I was rather much relieved. Granted, the peices of the puzzle fell into place in a most unconvincing manner, one particular twist was simply outrageous, and nothing that the protagonist did and struggled to do really served to solve the mystery until the right theory fell into his lap, but all in all it was fairly satisfying with a sufficient number of clues to leave you thinking, 'Yes, I should have seen that.' Ben January is likable, as broadly talented as one could want and then some, but ultimately hardly the master slueth that earns our admiration.
So, yes, I enjoyed the novel, but with all the qualifications unless I get a recommendation that the series gets better once the setting and character exposition is out of the way, I probably won't pursue it further....more
'Fool Moon' is the third Harry Dresden book I've read.

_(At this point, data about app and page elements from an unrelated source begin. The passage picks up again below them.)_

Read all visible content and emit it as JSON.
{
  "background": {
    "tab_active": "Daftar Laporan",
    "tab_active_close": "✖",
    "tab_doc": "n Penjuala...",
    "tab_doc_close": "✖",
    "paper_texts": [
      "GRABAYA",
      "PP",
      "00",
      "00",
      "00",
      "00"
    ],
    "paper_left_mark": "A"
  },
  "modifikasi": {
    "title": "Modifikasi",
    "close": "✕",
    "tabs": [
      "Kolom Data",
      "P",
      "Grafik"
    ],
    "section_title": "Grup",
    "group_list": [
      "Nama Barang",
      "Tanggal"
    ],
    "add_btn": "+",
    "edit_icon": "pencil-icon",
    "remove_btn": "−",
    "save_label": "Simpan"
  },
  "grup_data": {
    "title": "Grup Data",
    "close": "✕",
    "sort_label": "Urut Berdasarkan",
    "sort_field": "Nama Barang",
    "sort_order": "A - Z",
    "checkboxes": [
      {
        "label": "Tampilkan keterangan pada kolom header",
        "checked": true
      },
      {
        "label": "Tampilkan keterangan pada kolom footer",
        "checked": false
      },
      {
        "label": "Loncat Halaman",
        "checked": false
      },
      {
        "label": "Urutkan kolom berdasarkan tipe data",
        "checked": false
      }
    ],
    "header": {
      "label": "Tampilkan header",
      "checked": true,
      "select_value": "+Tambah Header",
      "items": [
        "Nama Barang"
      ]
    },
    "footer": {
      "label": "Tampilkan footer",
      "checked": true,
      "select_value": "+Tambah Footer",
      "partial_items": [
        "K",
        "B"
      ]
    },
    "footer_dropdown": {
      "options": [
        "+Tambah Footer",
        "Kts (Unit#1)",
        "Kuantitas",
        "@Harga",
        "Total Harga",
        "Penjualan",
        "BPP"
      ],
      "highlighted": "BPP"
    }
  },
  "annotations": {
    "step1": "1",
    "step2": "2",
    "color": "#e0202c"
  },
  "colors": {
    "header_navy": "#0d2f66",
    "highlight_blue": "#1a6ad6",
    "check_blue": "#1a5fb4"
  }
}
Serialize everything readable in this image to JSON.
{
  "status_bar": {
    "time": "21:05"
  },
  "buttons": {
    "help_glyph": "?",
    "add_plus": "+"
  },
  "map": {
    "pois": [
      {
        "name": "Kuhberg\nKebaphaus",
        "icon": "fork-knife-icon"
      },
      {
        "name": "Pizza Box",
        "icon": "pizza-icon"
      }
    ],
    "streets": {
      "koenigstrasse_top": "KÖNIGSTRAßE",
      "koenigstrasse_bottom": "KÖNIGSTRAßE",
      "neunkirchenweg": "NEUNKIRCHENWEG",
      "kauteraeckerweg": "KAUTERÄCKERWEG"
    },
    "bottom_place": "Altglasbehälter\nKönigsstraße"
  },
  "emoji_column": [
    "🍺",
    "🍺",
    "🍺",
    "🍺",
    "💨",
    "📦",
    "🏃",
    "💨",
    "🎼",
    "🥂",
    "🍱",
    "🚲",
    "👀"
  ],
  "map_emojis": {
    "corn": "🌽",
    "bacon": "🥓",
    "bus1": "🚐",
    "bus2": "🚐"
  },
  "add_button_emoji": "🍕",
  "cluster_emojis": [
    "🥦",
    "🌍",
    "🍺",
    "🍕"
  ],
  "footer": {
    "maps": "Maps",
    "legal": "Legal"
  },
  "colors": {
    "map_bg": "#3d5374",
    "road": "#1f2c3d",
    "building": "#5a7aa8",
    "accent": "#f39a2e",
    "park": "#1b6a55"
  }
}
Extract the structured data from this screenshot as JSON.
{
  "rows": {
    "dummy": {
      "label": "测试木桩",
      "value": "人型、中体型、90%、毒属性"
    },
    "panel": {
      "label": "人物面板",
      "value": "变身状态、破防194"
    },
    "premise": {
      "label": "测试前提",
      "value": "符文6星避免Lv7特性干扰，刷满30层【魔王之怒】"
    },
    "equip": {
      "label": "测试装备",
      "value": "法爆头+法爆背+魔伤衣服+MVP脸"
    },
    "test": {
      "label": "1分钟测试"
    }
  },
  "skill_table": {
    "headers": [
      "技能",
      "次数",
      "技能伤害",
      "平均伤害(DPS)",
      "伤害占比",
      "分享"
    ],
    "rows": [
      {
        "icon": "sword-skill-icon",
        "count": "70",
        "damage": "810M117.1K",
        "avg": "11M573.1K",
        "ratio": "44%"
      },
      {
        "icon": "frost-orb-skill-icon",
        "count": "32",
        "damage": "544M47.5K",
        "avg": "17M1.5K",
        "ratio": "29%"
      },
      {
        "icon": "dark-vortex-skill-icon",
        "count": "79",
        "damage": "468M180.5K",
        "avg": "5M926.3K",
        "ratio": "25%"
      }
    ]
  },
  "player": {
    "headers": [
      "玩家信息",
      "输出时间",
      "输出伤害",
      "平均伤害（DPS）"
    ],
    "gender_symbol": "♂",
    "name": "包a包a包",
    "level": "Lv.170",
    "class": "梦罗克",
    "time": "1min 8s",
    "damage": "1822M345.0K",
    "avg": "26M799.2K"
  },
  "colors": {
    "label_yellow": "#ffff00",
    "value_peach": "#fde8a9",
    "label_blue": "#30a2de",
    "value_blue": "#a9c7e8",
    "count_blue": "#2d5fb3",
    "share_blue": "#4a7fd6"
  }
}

I can't really decide if I want to like The Dresden Files more than I do, or if I want to not l'Fool Moon' is the third Harry Dresden book I've read.
I can't really decide if I want to like The Dresden Files more than I do, or if I want to not like them more than I do.
I like them page by page more than I like them book by book. While they make good page turners, there is still something which is on the net very unsatisfying about them.
The more I encounter Harry, the more annoying, whiney, and immature he seems. Despite seeming at times to be directly inspired by role playing games, the action of the story greatly suffers by the fact that the protagonist seems to have the power of plot. The whole book is one long Rocky movie, sans the training scenes. Harry is always completely tapped out, exhausted, beaten half to death, and always manages to dig up phenomenal cosmic power for one more big show down. He's then completely tapped out and exhausted again, only to repeat the performance as needed ad infinitum.
The action scenes are often stirring nonetheless, but they read often like the still panels from a comic boook. Harry's enemies are always described as supernaturally fast and strong, but always move in bursts of motion followed by long pauses to allow the hero to do his thing. It's a turn based world.
Anyway, maybe because I'm getting used to the author's style, 'Fool Moon' was the first book where I figured out ahead of time the 'twists' in the whodoneit part of the story. Since The Dresden Files are written in the gumshoe detective style, it is somewhat annoying to find yourself more on top of things than the protagonist. I always prefer in my detective fiction, that the protagonist is always smarter than I am and that even when I think that they don't know, it turns out later that they do.
In short, this was another fun little read but my interest in the series is definately waning....more